A second surprise was that each painting turned out to be something complete and cohesive; after all, much of the format was a given: The size of the canvas had been preset, as had the shapes of the flower, the numbered regions, the colors. Nevertheless, the paintings differ in tint, in the choice of abstraction, image or inscription, in response to the limits of the numbered regions, and to some extent in the painting techniques. Choosing from an abundance of possibilities, the painters gave shape to their painting. In the first few regions of each picture, this choice was unconstrained, but the more a picture had been filled, the more it developed a life of its own. The genesis of each painting differed from those of the others, but the process remained a constant: Who starts it off? Who already has a theme in mind? Who joins in? Who mobilizes others? Who sees what’s missing? Who finishes it off ... sometimes even when the others have left longsince? This ability to create a group
performance did not depend on whether the participants were children or adults, - and it wasn’t influenced by whether they were just passers-by or groups whose members knew each other well.

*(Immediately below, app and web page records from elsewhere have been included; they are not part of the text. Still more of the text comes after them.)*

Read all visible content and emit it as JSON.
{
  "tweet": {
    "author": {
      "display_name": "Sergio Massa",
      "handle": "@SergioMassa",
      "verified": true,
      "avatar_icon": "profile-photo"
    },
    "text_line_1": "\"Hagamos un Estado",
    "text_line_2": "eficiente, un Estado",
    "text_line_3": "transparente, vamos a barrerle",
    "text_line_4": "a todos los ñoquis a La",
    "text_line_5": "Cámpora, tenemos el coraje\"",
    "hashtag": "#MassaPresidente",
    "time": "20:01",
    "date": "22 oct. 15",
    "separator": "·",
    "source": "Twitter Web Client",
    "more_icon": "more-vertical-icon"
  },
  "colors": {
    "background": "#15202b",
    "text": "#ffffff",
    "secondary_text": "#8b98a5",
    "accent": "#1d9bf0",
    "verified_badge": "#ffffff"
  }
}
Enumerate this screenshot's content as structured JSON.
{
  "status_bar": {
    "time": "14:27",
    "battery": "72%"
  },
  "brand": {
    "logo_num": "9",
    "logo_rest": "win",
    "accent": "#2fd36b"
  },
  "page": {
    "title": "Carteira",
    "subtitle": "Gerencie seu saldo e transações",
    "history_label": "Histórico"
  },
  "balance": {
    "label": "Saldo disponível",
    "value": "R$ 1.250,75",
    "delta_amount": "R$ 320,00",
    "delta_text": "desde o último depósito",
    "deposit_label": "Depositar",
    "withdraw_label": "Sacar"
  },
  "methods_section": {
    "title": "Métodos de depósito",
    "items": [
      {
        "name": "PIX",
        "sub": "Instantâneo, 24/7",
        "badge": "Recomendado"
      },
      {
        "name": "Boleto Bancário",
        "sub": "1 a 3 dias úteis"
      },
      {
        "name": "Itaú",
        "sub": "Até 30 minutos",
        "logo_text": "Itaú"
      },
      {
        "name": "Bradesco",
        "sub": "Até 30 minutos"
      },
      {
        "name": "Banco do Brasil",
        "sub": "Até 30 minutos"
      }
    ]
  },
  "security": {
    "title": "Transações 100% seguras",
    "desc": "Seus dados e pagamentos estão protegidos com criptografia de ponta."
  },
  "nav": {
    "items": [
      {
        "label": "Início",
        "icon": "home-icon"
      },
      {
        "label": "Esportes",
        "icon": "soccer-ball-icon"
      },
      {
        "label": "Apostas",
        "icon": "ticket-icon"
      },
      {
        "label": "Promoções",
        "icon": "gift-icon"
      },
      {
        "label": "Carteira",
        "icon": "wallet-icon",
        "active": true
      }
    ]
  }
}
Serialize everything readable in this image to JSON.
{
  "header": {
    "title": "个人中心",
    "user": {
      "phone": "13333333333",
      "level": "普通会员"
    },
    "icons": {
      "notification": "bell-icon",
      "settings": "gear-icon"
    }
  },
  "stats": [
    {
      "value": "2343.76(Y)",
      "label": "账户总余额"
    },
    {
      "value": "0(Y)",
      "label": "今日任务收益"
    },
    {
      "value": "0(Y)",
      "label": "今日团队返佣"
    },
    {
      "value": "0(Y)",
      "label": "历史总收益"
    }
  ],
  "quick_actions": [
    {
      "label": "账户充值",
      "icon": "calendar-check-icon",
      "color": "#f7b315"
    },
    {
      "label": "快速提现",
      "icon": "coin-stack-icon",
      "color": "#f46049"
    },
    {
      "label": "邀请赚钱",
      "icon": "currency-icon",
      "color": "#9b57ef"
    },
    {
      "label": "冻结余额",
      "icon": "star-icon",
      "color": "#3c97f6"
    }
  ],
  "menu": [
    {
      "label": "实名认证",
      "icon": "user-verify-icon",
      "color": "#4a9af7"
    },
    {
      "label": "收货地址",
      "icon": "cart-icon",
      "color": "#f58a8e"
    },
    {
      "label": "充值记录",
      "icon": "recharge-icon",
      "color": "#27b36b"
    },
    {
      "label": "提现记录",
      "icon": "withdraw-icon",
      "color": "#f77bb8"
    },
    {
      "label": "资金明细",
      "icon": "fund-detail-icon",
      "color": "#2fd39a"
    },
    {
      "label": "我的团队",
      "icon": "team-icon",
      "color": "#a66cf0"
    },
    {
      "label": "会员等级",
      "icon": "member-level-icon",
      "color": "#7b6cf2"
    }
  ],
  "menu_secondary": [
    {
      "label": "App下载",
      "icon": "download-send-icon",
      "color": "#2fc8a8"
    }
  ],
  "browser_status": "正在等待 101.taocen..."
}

Each painting makes up a snapshot of communications between particular people at a particular place in Offenbach at a particular time. As a whole each painting has a distinctive character of its own, but in detail the paintings show both parallels and unique details. As I remember, there was only one young participant (who by the way painted the first area of the first picture) who reappeared in another painting session. But over the last few years, I have been approached several times on the street, by people wanting to know where "their painting” was now. In this exhibit, all the participants will have the chance to see their region in a painting - and all the 1190 others. Almost all groups who dida painting will contribute to the exhibit and to the events around it; they will thus help to create a ’temporary meeting point’ at which the project aims. This provides at least a chance to get in touch with one another, regardless of the place in which a painting was done.

The Offenbach Pictures which are assembled for the exhibit, are afterwards to be scattered once more, and to reappear in different public locations in Offenbach. In this way they may evoke memories of a moment in which everything seemed simple and joyful - a small moment of freedom which only creativity can give rise.

But like all processes of communication, this one too is transient and ephemeral. It can be set in motion but not controlled. Only time will show where it leads - and this is true even if it comes to an end or if it has an outcome we will never learn about.

Gabriele Juvan

Back